Melco Resorts Opens Macau Estadium at Studio City
Melco Resorts & Entertainment opened its first eSports venue today, Macau Estadium. The eSports stadium is located in Studio City, Melco’s latest casino-resort on the Cotai Strip in Macau.
The Macau Estadium is the first eSports venue in Macau. Lawrence Ho hoped the stadium brings in a new generation to Macau. Melco, like other top companies, seeks to diversify its customer base as the Chinese gambling industry continues to evolve.
Melco’s foray into eSports earlier this year was deemed a success, spurring CEO Lawrence Ho to build a permanent electronic sports stadium. In April, Melco teamed with Garena, a Singapor-based Internet platform, to stage the eSports 2018 League of Legends Master Series (LMS) Spring Final.
The event attracted a live audience to Studio City’s convention hall, which convinced Melco that the business model was viable. Studio City also hosted an eSports-focused fan festival in the summer of 20127.
What Is eSports?
Esports is the name for competitive video game, online game, and gaming app competitions. Professional competitors enter for prize money, much like players would enter golf tournaments or tennis tournaments.
Electronic sports are a growing phenomenon in the west and in the east. Millennials watch eSports tournaments on cable television or the Twitch platform. Broadcast events have studio shows, play-by-play announcers, and rabid fan support. YouTube channels help hype upcoming events.
Esports Prize Pools to Double in 2019
Last year, the combined prize pool for all eSports tournament circuits was $93 million. This coming year, that total should more than double. Epic Games announced it would spend $100 million over the next calendar year to bankroll a Fortnite eSports tournament circuit.
With such money involved, the eSports circuit has become big business. Professional teams have established fan bases, while corporations and private investors around the globe are bankrolling their own teams.
Esports Industry’s Vast Growth
Ben Lee, LMS eSports Manager at Garena, said that China is the biggest area for growth in eSports. Lee said that half of all eSports viewers likely are from China. Studio City’s Macau Estadium could become the go-to venue for Chinese eSports fans.
Last year, the eSports industry generated $655 million worldwide. That number is expected to grow 38% in 2018 to $906 million. By the year 2021, the eSports industry will be expected to be worth $1.65 billion.
Tencent’s eSports Investment
Melco Resorts is not the only casino operator in Macau delving into eSports. The two other major Chinese casino companies, Galaxy Entertainment Group (GEG) and SJM Holdings, also plan on either hosting or sponsoring eSports events this year.

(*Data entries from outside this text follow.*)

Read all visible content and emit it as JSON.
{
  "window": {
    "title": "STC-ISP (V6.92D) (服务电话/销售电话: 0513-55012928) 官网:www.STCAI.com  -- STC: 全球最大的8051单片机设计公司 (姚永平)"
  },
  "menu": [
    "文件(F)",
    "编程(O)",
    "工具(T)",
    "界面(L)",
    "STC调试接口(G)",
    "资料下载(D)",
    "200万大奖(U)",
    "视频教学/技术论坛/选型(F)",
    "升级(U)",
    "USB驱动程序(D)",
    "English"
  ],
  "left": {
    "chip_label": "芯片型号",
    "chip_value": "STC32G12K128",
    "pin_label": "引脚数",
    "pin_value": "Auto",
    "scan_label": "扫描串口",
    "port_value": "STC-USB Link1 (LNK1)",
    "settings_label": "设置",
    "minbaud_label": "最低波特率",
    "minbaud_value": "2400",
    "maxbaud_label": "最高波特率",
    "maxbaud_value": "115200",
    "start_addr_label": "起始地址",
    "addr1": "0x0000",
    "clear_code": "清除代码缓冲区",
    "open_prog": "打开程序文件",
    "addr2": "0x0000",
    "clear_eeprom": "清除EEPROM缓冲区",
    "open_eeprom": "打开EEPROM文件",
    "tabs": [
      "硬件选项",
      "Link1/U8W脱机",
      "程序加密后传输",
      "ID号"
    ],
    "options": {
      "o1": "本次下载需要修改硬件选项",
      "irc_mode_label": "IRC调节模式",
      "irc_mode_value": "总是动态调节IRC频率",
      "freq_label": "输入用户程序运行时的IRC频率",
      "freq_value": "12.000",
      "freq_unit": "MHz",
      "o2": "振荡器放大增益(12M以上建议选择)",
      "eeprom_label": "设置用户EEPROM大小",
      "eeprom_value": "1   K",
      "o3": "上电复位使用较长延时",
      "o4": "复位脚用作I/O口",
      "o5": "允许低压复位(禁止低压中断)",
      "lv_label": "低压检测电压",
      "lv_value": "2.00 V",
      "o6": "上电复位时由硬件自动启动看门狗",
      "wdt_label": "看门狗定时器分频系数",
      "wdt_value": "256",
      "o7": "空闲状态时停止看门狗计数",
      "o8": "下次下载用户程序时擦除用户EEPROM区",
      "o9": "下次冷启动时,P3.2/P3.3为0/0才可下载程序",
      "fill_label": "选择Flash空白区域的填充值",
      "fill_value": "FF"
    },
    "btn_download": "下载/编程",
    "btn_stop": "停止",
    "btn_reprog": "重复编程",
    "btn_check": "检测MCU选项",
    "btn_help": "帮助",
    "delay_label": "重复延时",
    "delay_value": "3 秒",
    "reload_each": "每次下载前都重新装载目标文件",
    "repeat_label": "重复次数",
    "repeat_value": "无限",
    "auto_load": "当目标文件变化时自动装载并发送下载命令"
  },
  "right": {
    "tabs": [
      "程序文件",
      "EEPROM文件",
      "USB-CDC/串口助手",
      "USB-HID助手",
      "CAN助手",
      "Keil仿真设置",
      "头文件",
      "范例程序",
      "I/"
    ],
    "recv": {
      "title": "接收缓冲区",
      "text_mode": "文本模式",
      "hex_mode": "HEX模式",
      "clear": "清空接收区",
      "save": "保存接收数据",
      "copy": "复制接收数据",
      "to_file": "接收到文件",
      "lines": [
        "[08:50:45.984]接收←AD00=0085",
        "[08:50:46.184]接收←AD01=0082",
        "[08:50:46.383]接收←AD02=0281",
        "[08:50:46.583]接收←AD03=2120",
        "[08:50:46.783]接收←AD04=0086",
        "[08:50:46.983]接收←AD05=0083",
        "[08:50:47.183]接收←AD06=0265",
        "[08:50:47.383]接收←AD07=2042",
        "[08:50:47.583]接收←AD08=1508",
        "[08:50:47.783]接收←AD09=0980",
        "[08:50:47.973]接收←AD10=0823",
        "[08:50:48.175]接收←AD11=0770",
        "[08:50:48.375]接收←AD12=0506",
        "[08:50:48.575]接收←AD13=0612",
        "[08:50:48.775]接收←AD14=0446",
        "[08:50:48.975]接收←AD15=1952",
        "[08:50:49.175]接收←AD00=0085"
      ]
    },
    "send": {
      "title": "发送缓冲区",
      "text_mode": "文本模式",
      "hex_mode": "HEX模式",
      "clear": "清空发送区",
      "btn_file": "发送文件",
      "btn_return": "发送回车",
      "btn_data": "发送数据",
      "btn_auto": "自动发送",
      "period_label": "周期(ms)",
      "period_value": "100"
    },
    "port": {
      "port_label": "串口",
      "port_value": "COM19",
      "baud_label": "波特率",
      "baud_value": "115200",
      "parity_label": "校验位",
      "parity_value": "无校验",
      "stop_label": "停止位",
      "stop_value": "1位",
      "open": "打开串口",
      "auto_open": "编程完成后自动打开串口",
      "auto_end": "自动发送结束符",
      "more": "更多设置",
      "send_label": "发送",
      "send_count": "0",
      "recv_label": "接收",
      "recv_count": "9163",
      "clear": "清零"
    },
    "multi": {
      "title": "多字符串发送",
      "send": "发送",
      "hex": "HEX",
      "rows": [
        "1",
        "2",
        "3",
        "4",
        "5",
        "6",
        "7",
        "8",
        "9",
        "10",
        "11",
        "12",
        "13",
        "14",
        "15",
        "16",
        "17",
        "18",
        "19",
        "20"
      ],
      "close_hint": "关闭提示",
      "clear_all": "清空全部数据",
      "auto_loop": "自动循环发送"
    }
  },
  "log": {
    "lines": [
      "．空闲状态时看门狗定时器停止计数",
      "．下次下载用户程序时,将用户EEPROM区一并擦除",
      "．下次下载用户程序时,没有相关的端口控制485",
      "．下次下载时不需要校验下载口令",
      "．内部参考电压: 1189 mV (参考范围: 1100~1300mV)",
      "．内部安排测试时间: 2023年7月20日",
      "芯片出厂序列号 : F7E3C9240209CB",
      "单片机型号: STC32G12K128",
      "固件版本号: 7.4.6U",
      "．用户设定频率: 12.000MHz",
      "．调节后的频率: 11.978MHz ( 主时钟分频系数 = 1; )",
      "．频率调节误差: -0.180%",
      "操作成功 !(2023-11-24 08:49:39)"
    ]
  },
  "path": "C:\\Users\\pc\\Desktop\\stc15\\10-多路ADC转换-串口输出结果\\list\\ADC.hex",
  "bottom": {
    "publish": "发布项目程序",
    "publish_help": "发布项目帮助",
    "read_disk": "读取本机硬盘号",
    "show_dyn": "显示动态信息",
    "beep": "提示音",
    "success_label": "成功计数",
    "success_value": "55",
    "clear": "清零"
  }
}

SJM Holdings CEO Ambrose So Shu Fai said that eSports is “an emerging industry with huge growth potential and global viewership.”
Tencent Holdings Limited, the Chinese online services entertainment, artificial intelligence, and technology multinational conglomerate, has major plans for eSports growth. Over the next five years, Tencent wants to develop a domestic eSports industry worth $14.2 billion. If so, most of the growth in the electronic sports field should come in China over the next 5 years.
Melco Lures Millennial Non-Gamblers
Melco Resorts sees the investment as a way to solve two problems it faced. Melco has wanted to lure millennial customers to their resorts for years. An eSports venue is a good way to do so, because millennials do not like many of the traditional casino games.
Also, Macau officials received advice in December 2014 from President Xi Jinping to diversify its economy away from purely gambling-based revenues. Since then, local officials have pressured casino companies to diversify their attractions to lure more non-gaming customers.
Morpheus Tower Project
Earlier this year, Melco opened Morpheus Tower, a new hotel-resort designed to accommodate mass market customers — not VIP players. In Macau, VIP high rollers come via junket operators who set up the trip and conduct games in private rooms inside casino-resorts. The junket operators pay a commission to rent the private rooms.
The practice is lucrative, but ultimately leaves casino operators with a high-end customers that keeps all the player information. When Morpheus Tower opened, Lawrence Ho said that it would not cater to VIP junket operators.
Instead, Morpheus Tower was designed for mass market players, including family-friendly groups with non-gambling customers. Lawrence Ho said of the project, “Eventually it’s much better to develop your own database than rely on junkets.”